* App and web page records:
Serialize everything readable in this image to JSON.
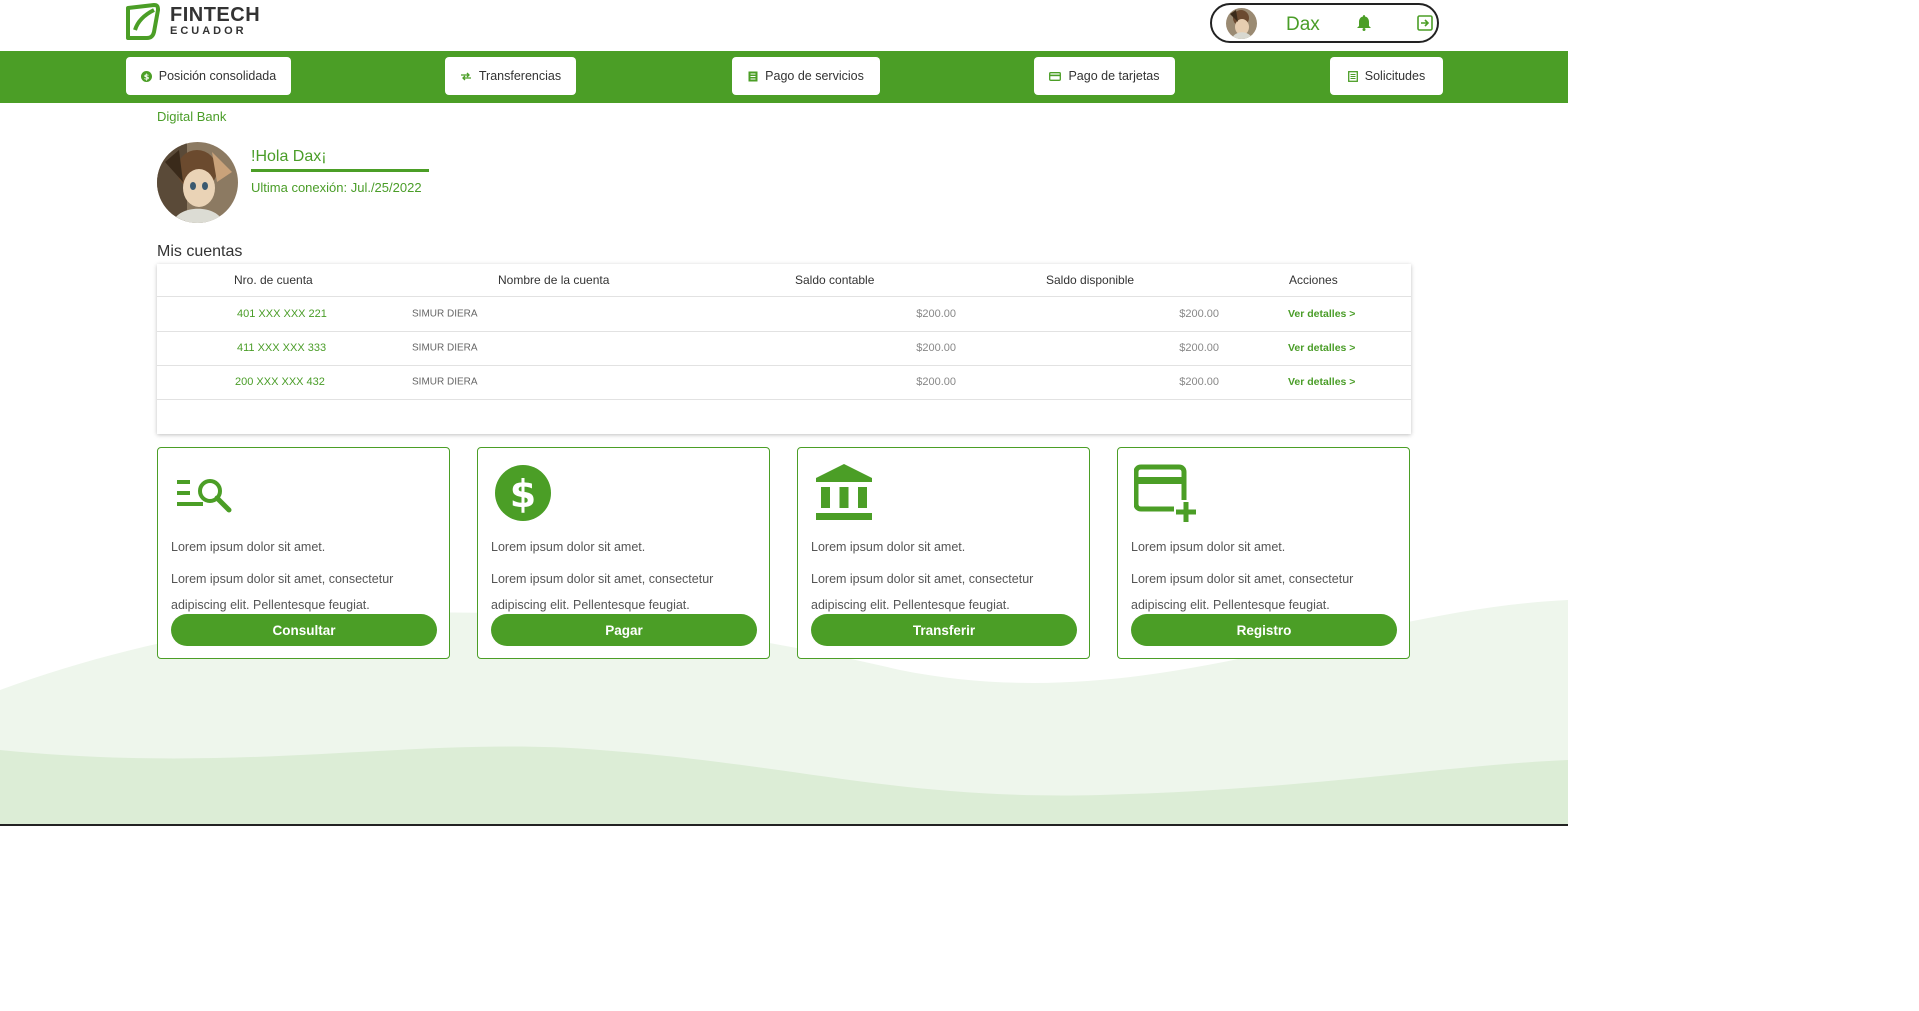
{
  "brand": {
    "name_line1": "FINTECH",
    "name_line2": "ECUADOR"
  },
  "user": {
    "name": "Dax"
  },
  "nav": [
    {
      "label": "Posición consolidada",
      "icon": "dollar-circle-icon"
    },
    {
      "label": "Transferencias",
      "icon": "transfer-arrows-icon"
    },
    {
      "label": "Pago de servicios",
      "icon": "receipt-icon"
    },
    {
      "label": "Pago de tarjetas",
      "icon": "credit-card-icon"
    },
    {
      "label": "Solicitudes",
      "icon": "document-list-icon"
    }
  ],
  "breadcrumb": "Digital Bank",
  "greeting": {
    "title": "!Hola Dax¡",
    "last_connection": "Ultima conexión: Jul./25/2022"
  },
  "accounts": {
    "title": "Mis cuentas",
    "columns": [
      "Nro. de cuenta",
      "Nombre de la cuenta",
      "Saldo contable",
      "Saldo disponible",
      "Acciones"
    ],
    "rows": [
      {
        "number": "401 XXX XXX 221",
        "name": "SIMUR DIERA",
        "balance": "$200.00",
        "available": "$200.00",
        "action": "Ver detalles >"
      },
      {
        "number": "411 XXX XXX 333",
        "name": "SIMUR DIERA",
        "balance": "$200.00",
        "available": "$200.00",
        "action": "Ver detalles >"
      },
      {
        "number": "200 XXX XXX 432",
        "name": "SIMUR DIERA",
        "balance": "$200.00",
        "available": "$200.00",
        "action": "Ver detalles >"
      }
    ]
  },
  "cards": [
    {
      "icon": "search-list-icon",
      "line1": "Lorem ipsum dolor sit amet.",
      "line2": "Lorem ipsum dolor sit amet, consectetur adipiscing elit. Pellentesque feugiat.",
      "button": "Consultar"
    },
    {
      "icon": "dollar-coin-icon",
      "line1": "Lorem ipsum dolor sit amet.",
      "line2": "Lorem ipsum dolor sit amet, consectetur adipiscing elit. Pellentesque feugiat.",
      "button": "Pagar"
    },
    {
      "icon": "bank-icon",
      "line1": "Lorem ipsum dolor sit amet.",
      "line2": "Lorem ipsum dolor sit amet, consectetur adipiscing elit. Pellentesque feugiat.",
      "button": "Transferir"
    },
    {
      "icon": "add-card-icon",
      "line1": "Lorem ipsum dolor sit amet.",
      "line2": "Lorem ipsum dolor sit amet, consectetur adipiscing elit. Pellentesque feugiat.",
      "button": "Registro"
    }
  ],
  "colors": {
    "primary": "#4b9e26",
    "text_green": "#4a9d28",
    "wave_light": "#eef6ec",
    "wave_mid": "#dcedd6"
  }
}
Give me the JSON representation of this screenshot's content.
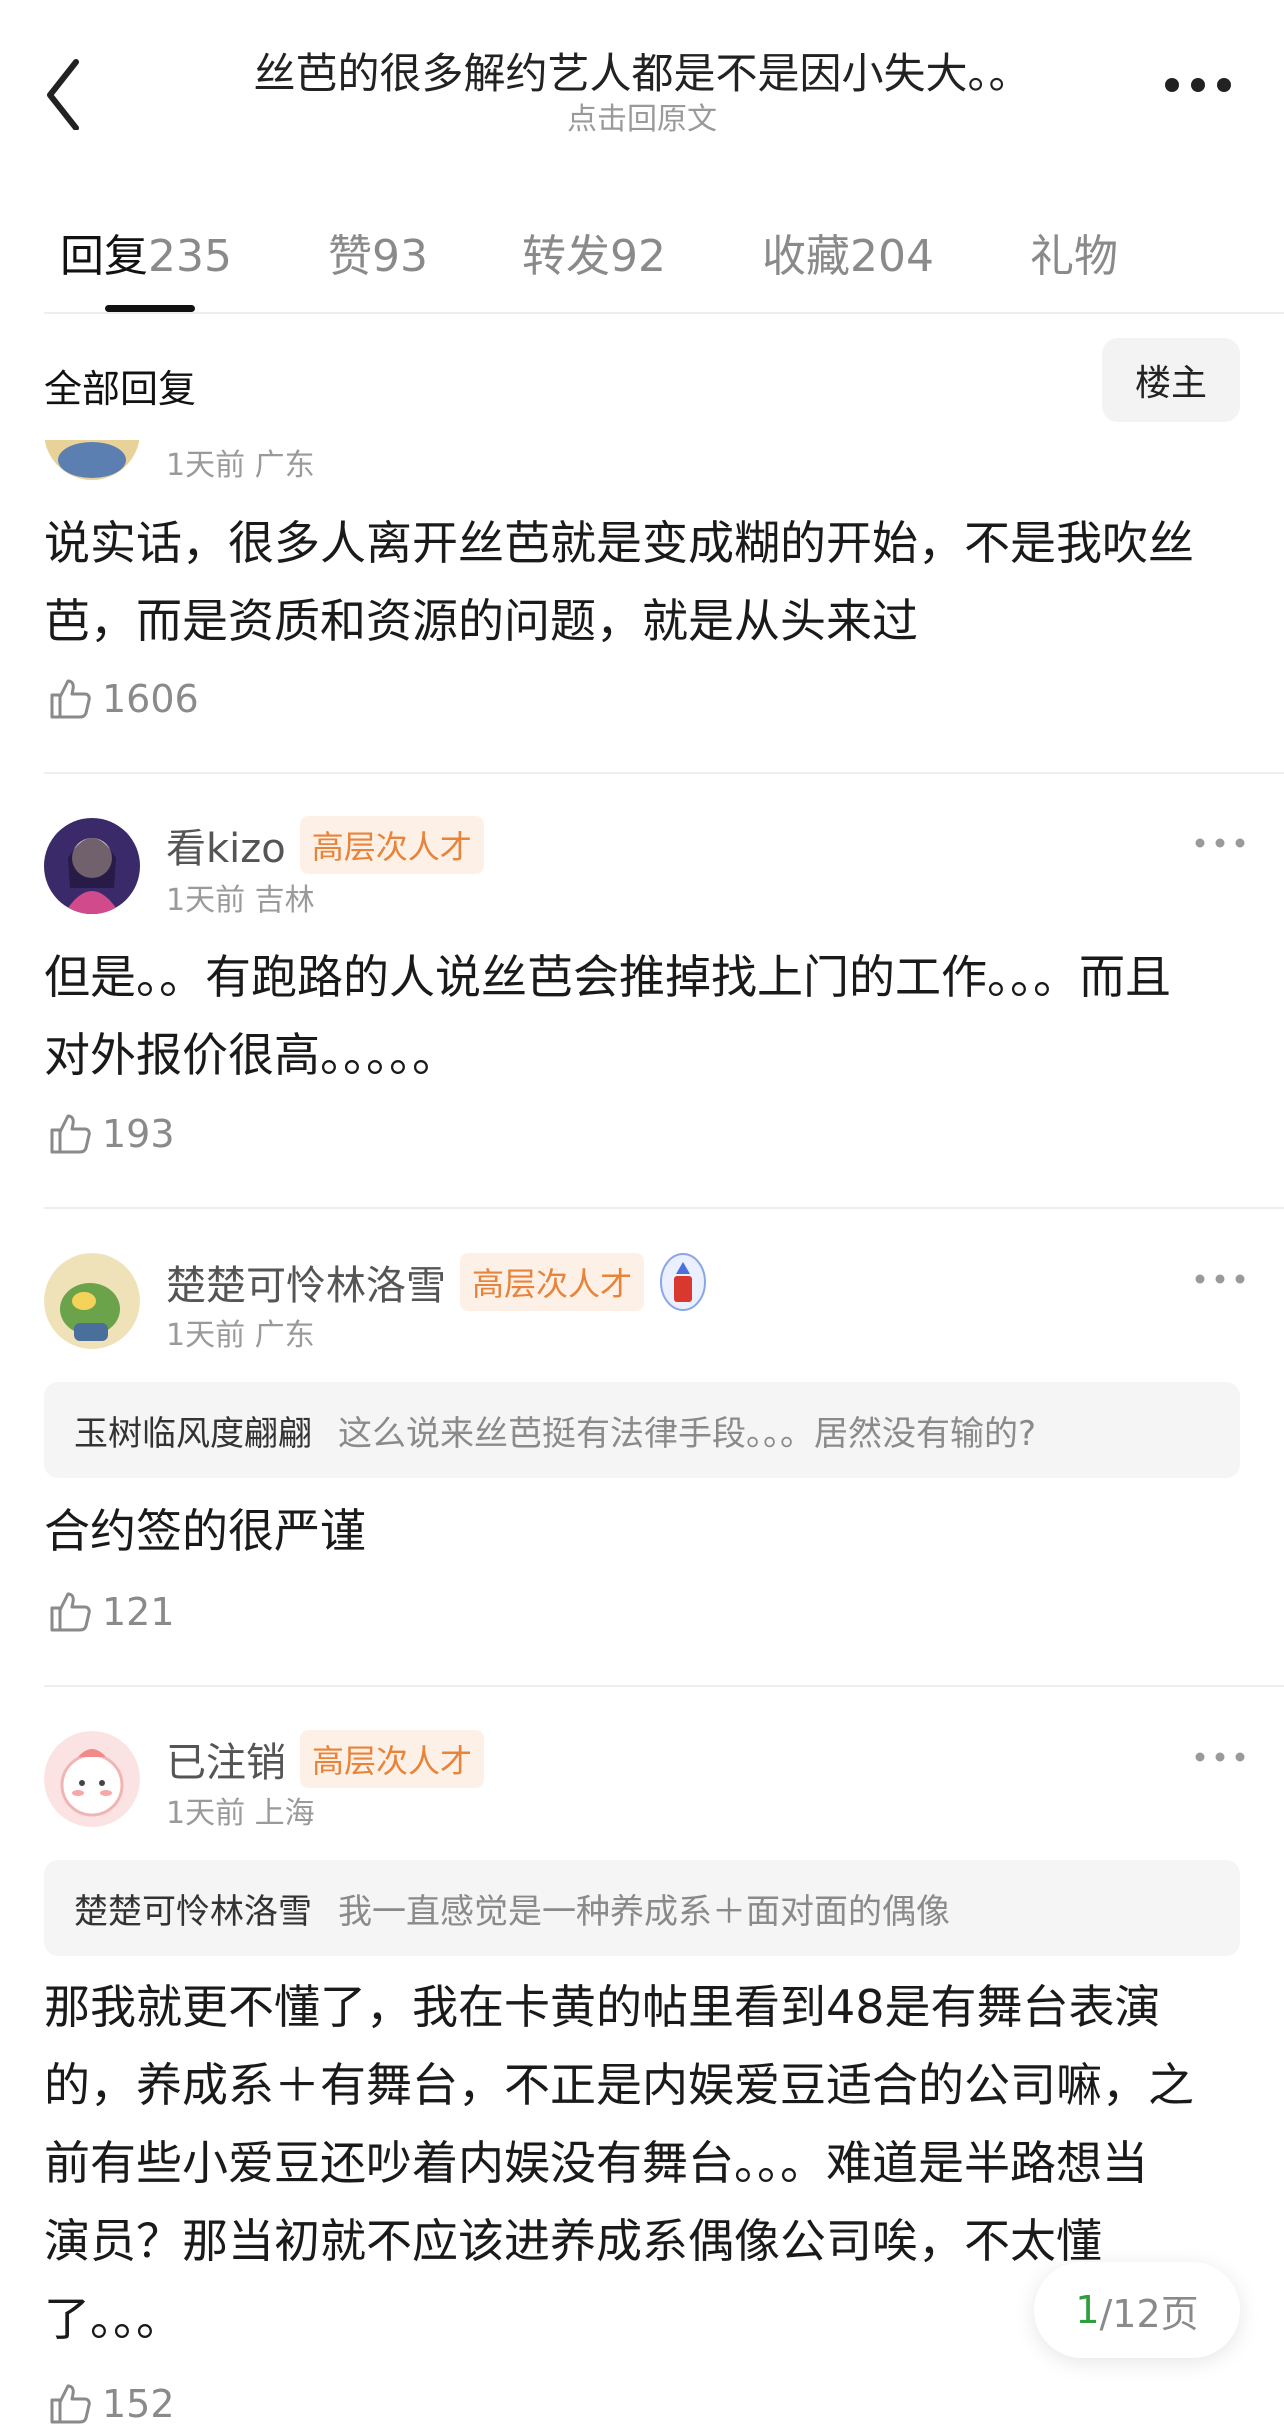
{
  "header": {
    "title": "丝芭的很多解约艺人都是不是因小失大。。",
    "subtitle": "点击回原文"
  },
  "tabs": [
    {
      "label": "回复",
      "count": "235"
    },
    {
      "label": "赞",
      "count": "93"
    },
    {
      "label": "转发",
      "count": "92"
    },
    {
      "label": "收藏",
      "count": "204"
    },
    {
      "label": "礼物",
      "count": ""
    }
  ],
  "filter": {
    "all_label": "全部回复",
    "op_label": "楼主"
  },
  "comments": [
    {
      "meta": "1天前 广东",
      "text_lines": [
        "说实话，很多人离开丝芭就是变成糊的开始，不是我吹丝",
        "芭，而是资质和资源的问题，就是从头来过"
      ],
      "likes": "1606"
    },
    {
      "username": "看kizo",
      "badge": "高层次人才",
      "meta": "1天前 吉林",
      "text_lines": [
        "但是。。有跑路的人说丝芭会推掉找上门的工作。。。而且",
        "对外报价很高。。。。。"
      ],
      "likes": "193"
    },
    {
      "username": "楚楚可怜林洛雪",
      "badge": "高层次人才",
      "meta": "1天前 广东",
      "quote": {
        "name": "玉树临风度翩翩",
        "text": "这么说来丝芭挺有法律手段。。。居然没有输的?"
      },
      "text_lines": [
        "合约签的很严谨"
      ],
      "likes": "121"
    },
    {
      "username": "已注销",
      "badge": "高层次人才",
      "meta": "1天前 上海",
      "quote": {
        "name": "楚楚可怜林洛雪",
        "text": "我一直感觉是一种养成系＋面对面的偶像"
      },
      "text_lines": [
        "那我就更不懂了，我在卡黄的帖里看到48是有舞台表演",
        "的，养成系＋有舞台，不正是内娱爱豆适合的公司嘛，之",
        "前有些小爱豆还吵着内娱没有舞台。。。难道是半路想当",
        "演员？那当初就不应该进养成系偶像公司唉，不太懂",
        "了。。。"
      ],
      "likes": "152"
    }
  ],
  "pager": {
    "current": "1",
    "total": "/12页"
  },
  "colors": {
    "badge_text": "#e8833a",
    "badge_bg": "#fdf1e7",
    "pager_current": "#2e9e3f"
  },
  "icons": [
    "back-chevron-icon",
    "more-dots-icon",
    "thumb-up-icon",
    "vip-shield-icon"
  ]
}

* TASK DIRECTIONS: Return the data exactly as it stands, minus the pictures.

* RESPONSE:
Serialize everything readable in this image to JSON.
{
  "brand": {
    "name_line1": "FINTECH",
    "name_line2": "ECUADOR"
  },
  "user": {
    "name": "Dax"
  },
  "nav": [
    {
      "label": "Posición consolidada",
      "icon": "dollar-circle-icon"
    },
    {
      "label": "Transferencias",
      "icon": "transfer-arrows-icon"
    },
    {
      "label": "Pago de servicios",
      "icon": "receipt-icon"
    },
    {
      "label": "Pago de tarjetas",
      "icon": "credit-card-icon"
    },
    {
      "label": "Solicitudes",
      "icon": "document-list-icon"
    }
  ],
  "breadcrumb": "Digital Bank",
  "greeting": {
    "title": "!Hola Dax¡",
    "last_connection": "Ultima conexión: Jul./25/2022"
  },
  "accounts": {
    "title": "Mis cuentas",
    "columns": [
      "Nro. de cuenta",
      "Nombre de la cuenta",
      "Saldo contable",
      "Saldo disponible",
      "Acciones"
    ],
    "rows": [
      {
        "number": "401 XXX XXX 221",
        "name": "SIMUR DIERA",
        "balance": "$200.00",
        "available": "$200.00",
        "action": "Ver detalles >"
      },
      {
        "number": "411 XXX XXX 333",
        "name": "SIMUR DIERA",
        "balance": "$200.00",
        "available": "$200.00",
        "action": "Ver detalles >"
      },
      {
        "number": "200 XXX XXX 432",
        "name": "SIMUR DIERA",
        "balance": "$200.00",
        "available": "$200.00",
        "action": "Ver detalles >"
      }
    ]
  },
  "cards": [
    {
      "icon": "search-list-icon",
      "line1": "Lorem ipsum dolor sit amet.",
      "line2": "Lorem ipsum dolor sit amet, consectetur adipiscing elit. Pellentesque feugiat.",
      "button": "Consultar"
    },
    {
      "icon": "dollar-coin-icon",
      "line1": "Lorem ipsum dolor sit amet.",
      "line2": "Lorem ipsum dolor sit amet, consectetur adipiscing elit. Pellentesque feugiat.",
      "button": "Pagar"
    },
    {
      "icon": "bank-icon",
      "line1": "Lorem ipsum dolor sit amet.",
      "line2": "Lorem ipsum dolor sit amet, consectetur adipiscing elit. Pellentesque feugiat.",
      "button": "Transferir"
    },
    {
      "icon": "add-card-icon",
      "line1": "Lorem ipsum dolor sit amet.",
      "line2": "Lorem ipsum dolor sit amet, consectetur adipiscing elit. Pellentesque feugiat.",
      "button": "Registro"
    }
  ],
  "colors": {
    "primary": "#4b9e26",
    "text_green": "#4a9d28",
    "wave_light": "#eef6ec",
    "wave_mid": "#dcedd6"
  }
}
Give me the JSON representation of this screenshot's content.
{
  "header": {
    "title": "丝芭的很多解约艺人都是不是因小失大。。",
    "subtitle": "点击回原文"
  },
  "tabs": [
    {
      "label": "回复",
      "count": "235"
    },
    {
      "label": "赞",
      "count": "93"
    },
    {
      "label": "转发",
      "count": "92"
    },
    {
      "label": "收藏",
      "count": "204"
    },
    {
      "label": "礼物",
      "count": ""
    }
  ],
  "filter": {
    "all_label": "全部回复",
    "op_label": "楼主"
  },
  "comments": [
    {
      "meta": "1天前 广东",
      "text_lines": [
        "说实话，很多人离开丝芭就是变成糊的开始，不是我吹丝",
        "芭，而是资质和资源的问题，就是从头来过"
      ],
      "likes": "1606"
    },
    {
      "username": "看kizo",
      "badge": "高层次人才",
      "meta": "1天前 吉林",
      "text_lines": [
        "但是。。有跑路的人说丝芭会推掉找上门的工作。。。而且",
        "对外报价很高。。。。。"
      ],
      "likes": "193"
    },
    {
      "username": "楚楚可怜林洛雪",
      "badge": "高层次人才",
      "meta": "1天前 广东",
      "quote": {
        "name": "玉树临风度翩翩",
        "text": "这么说来丝芭挺有法律手段。。。居然没有输的?"
      },
      "text_lines": [
        "合约签的很严谨"
      ],
      "likes": "121"
    },
    {
      "username": "已注销",
      "badge": "高层次人才",
      "meta": "1天前 上海",
      "quote": {
        "name": "楚楚可怜林洛雪",
        "text": "我一直感觉是一种养成系＋面对面的偶像"
      },
      "text_lines": [
        "那我就更不懂了，我在卡黄的帖里看到48是有舞台表演",
        "的，养成系＋有舞台，不正是内娱爱豆适合的公司嘛，之",
        "前有些小爱豆还吵着内娱没有舞台。。。难道是半路想当",
        "演员？那当初就不应该进养成系偶像公司唉，不太懂",
        "了。。。"
      ],
      "likes": "152"
    }
  ],
  "pager": {
    "current": "1",
    "total": "/12页"
  },
  "colors": {
    "badge_text": "#e8833a",
    "badge_bg": "#fdf1e7",
    "pager_current": "#2e9e3f"
  },
  "icons": [
    "back-chevron-icon",
    "more-dots-icon",
    "thumb-up-icon",
    "vip-shield-icon"
  ]
}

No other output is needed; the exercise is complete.